We visited LG Electronics in Silicon Valley just before it rolled out support for G-Sync, and the demo was very convincing, showing excellent fluidity (at 60Hz) and superb color quality.
All twelve new 2020 LG OLED TVs presented at CES natively support G-Sync, and given the quality of LG’s OLED panels, they could arguably claim the title of Best Gaming monitors regardless of their TV status.
If you are unfamiliar with G-Sync, it is a technology that NVIDIA introduced back in 2013, which is designed to make games appear smooth and fluid even when the rendering speed is inconsistent.
In video games, the rendering speed can vary if there are more characters, buildings, or explosions on the screen, and that can lead to framerate hiccups and visual tearing, both of which disturb the gaming experience. Learn more here.
At its fundamental level, G-Sync means that the GPU and Display can communicate and synchronize display and rendering refreshes, eliminating hiccups and visual tearing. That’s what the new LG TVs support.
NVIDIA’s G-Sync has even higher specs and more strenuous tests that “pro” gaming monitors like the ASUS ROG Switch 360 can match, but the details are for another article, way outside the scope of this one.
Some observers complained that you needed an NVIDIA GPU to make G-Sync run, and while that’s true, the good news is that the 2020 LG televisions also support AMD’s FreeSync, a competing technology that offers the same basic benefits described above. When you start adding more stringent features, NVIDIA tends to have an advantage, and that’s why they can command a higher price.

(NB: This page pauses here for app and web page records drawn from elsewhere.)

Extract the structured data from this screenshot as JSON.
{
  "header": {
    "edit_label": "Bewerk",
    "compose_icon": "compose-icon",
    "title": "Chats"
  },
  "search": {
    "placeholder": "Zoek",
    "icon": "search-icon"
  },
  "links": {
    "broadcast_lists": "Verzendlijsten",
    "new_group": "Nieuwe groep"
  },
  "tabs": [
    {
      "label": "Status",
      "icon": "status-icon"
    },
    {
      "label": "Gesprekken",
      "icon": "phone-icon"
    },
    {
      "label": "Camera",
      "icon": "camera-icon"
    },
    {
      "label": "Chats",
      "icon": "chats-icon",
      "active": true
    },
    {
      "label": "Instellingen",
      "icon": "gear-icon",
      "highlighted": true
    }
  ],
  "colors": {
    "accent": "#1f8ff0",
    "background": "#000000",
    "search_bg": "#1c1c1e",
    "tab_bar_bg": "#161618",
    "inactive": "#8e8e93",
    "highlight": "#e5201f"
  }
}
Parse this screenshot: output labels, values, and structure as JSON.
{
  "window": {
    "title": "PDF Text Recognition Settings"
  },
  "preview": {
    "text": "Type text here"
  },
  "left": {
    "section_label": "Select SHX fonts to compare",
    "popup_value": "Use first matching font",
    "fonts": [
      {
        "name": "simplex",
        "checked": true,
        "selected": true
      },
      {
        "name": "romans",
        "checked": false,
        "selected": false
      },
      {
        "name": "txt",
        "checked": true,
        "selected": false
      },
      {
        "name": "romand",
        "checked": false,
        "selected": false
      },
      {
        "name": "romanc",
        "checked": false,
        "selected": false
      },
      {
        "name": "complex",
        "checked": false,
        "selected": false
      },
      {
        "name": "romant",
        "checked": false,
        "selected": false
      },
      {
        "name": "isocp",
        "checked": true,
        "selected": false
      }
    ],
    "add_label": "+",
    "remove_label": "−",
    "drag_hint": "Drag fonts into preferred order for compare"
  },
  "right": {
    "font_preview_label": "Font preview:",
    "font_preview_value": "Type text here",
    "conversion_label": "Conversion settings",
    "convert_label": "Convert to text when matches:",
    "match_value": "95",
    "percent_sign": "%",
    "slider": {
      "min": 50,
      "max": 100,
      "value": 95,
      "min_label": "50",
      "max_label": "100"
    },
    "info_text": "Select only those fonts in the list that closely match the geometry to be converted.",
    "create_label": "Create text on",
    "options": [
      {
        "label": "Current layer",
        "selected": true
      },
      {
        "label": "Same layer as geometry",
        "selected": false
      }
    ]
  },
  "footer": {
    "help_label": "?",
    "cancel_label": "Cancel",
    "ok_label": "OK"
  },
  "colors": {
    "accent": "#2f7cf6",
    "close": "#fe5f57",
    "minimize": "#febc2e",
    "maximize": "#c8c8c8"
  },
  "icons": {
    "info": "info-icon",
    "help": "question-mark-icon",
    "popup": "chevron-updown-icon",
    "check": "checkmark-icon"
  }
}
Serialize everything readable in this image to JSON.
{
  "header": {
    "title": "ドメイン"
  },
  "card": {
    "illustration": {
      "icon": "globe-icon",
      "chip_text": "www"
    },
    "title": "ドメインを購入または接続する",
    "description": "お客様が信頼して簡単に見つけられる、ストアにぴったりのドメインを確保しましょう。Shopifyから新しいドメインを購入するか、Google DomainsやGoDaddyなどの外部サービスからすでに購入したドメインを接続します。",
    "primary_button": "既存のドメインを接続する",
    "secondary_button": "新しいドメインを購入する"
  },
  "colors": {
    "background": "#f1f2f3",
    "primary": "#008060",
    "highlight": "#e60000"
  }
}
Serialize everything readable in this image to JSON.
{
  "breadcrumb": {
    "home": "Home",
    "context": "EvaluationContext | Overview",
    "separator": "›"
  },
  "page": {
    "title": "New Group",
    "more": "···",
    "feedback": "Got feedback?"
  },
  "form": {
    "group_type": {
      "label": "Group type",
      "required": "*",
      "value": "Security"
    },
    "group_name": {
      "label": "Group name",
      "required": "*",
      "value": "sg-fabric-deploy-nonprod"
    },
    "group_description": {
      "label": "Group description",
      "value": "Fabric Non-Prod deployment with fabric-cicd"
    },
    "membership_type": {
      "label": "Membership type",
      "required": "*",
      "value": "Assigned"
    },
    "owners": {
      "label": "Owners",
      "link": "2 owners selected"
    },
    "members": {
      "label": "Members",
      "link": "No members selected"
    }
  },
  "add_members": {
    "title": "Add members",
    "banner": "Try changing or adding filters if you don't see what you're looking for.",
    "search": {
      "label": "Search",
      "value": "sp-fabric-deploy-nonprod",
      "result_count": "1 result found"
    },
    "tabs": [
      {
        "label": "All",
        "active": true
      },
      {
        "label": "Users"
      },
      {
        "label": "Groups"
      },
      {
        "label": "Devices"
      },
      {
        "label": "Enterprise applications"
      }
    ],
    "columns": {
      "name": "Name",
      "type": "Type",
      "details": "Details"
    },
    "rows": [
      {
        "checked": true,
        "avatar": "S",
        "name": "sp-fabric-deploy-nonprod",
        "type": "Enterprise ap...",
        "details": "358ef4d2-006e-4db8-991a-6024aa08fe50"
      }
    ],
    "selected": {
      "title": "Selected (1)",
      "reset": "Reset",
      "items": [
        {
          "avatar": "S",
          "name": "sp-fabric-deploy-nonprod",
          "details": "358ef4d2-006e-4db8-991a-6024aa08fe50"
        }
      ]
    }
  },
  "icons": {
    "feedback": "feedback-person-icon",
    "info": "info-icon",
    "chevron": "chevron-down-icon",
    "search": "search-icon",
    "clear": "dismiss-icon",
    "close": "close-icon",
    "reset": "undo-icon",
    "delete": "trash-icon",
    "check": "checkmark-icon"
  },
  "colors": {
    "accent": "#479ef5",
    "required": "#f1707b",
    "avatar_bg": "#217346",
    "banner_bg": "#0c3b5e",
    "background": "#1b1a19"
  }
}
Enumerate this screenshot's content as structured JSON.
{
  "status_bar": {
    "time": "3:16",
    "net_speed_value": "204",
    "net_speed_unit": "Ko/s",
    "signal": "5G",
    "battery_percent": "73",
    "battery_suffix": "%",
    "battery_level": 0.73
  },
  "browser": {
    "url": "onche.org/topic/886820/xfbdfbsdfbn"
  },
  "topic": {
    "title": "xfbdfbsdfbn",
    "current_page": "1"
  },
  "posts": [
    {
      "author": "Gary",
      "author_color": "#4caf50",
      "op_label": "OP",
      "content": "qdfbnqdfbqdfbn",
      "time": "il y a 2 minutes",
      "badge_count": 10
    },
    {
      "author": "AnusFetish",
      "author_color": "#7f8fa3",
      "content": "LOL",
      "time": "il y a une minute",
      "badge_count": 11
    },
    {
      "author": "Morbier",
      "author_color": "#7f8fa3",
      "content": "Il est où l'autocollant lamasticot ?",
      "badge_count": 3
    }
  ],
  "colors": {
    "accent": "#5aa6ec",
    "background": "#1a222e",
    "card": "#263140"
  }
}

The other benefit of being Freesync compatible is that game consoles hardware mostly comes from AMD because the cost/performance ratio is excellent, and people expect this trend to continue with the next-generation consoles.